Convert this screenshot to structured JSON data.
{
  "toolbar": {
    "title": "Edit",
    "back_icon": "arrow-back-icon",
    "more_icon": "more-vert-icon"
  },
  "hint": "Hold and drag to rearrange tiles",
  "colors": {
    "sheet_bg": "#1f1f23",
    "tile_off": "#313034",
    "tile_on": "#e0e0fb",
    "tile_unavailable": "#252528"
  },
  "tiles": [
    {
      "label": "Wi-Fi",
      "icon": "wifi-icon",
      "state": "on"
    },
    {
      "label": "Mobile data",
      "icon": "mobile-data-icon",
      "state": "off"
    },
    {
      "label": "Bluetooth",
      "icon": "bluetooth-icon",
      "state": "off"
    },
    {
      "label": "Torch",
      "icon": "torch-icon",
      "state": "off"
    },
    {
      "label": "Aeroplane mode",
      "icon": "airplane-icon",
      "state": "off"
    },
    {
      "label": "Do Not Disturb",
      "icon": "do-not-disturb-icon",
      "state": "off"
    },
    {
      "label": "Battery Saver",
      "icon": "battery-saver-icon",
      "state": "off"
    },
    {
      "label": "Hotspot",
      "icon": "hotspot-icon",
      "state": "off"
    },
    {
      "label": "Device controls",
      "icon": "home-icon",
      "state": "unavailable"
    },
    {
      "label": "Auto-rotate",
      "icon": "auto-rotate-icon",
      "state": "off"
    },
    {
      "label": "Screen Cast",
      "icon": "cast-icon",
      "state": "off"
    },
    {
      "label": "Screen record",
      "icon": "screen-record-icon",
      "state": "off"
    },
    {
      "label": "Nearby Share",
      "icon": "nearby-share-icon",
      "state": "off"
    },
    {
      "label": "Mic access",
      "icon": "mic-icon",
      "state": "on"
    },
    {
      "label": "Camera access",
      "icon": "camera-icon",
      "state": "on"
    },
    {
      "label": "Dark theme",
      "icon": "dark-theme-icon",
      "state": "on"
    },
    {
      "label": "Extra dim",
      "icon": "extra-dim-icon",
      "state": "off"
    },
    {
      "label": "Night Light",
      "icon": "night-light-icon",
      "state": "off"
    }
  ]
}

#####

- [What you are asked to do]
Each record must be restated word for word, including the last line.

- [Your response]
Convert this screenshot to structured JSON data.
{
  "toolbar": {
    "title": "Edit",
    "back_icon": "arrow-back-icon",
    "more_icon": "more-vert-icon"
  },
  "hint": "Hold and drag to rearrange tiles",
  "colors": {
    "sheet_bg": "#1f1f23",
    "tile_off": "#313034",
    "tile_on": "#e0e0fb",
    "tile_unavailable": "#252528"
  },
  "tiles": [
    {
      "label": "Wi-Fi",
      "icon": "wifi-icon",
      "state": "on"
    },
    {
      "label": "Mobile data",
      "icon": "mobile-data-icon",
      "state": "off"
    },
    {
      "label": "Bluetooth",
      "icon": "bluetooth-icon",
      "state": "off"
    },
    {
      "label": "Torch",
      "icon": "torch-icon",
      "state": "off"
    },
    {
      "label": "Aeroplane mode",
      "icon": "airplane-icon",
      "state": "off"
    },
    {
      "label": "Do Not Disturb",
      "icon": "do-not-disturb-icon",
      "state": "off"
    },
    {
      "label": "Battery Saver",
      "icon": "battery-saver-icon",
      "state": "off"
    },
    {
      "label": "Hotspot",
      "icon": "hotspot-icon",
      "state": "off"
    },
    {
      "label": "Device controls",
      "icon": "home-icon",
      "state": "unavailable"
    },
    {
      "label": "Auto-rotate",
      "icon": "auto-rotate-icon",
      "state": "off"
    },
    {
      "label": "Screen Cast",
      "icon": "cast-icon",
      "state": "off"
    },
    {
      "label": "Screen record",
      "icon": "screen-record-icon",
      "state": "off"
    },
    {
      "label": "Nearby Share",
      "icon": "nearby-share-icon",
      "state": "off"
    },
    {
      "label": "Mic access",
      "icon": "mic-icon",
      "state": "on"
    },
    {
      "label": "Camera access",
      "icon": "camera-icon",
      "state": "on"
    },
    {
      "label": "Dark theme",
      "icon": "dark-theme-icon",
      "state": "on"
    },
    {
      "label": "Extra dim",
      "icon": "extra-dim-icon",
      "state": "off"
    },
    {
      "label": "Night Light",
      "icon": "night-light-icon",
      "state": "off"
    }
  ]
}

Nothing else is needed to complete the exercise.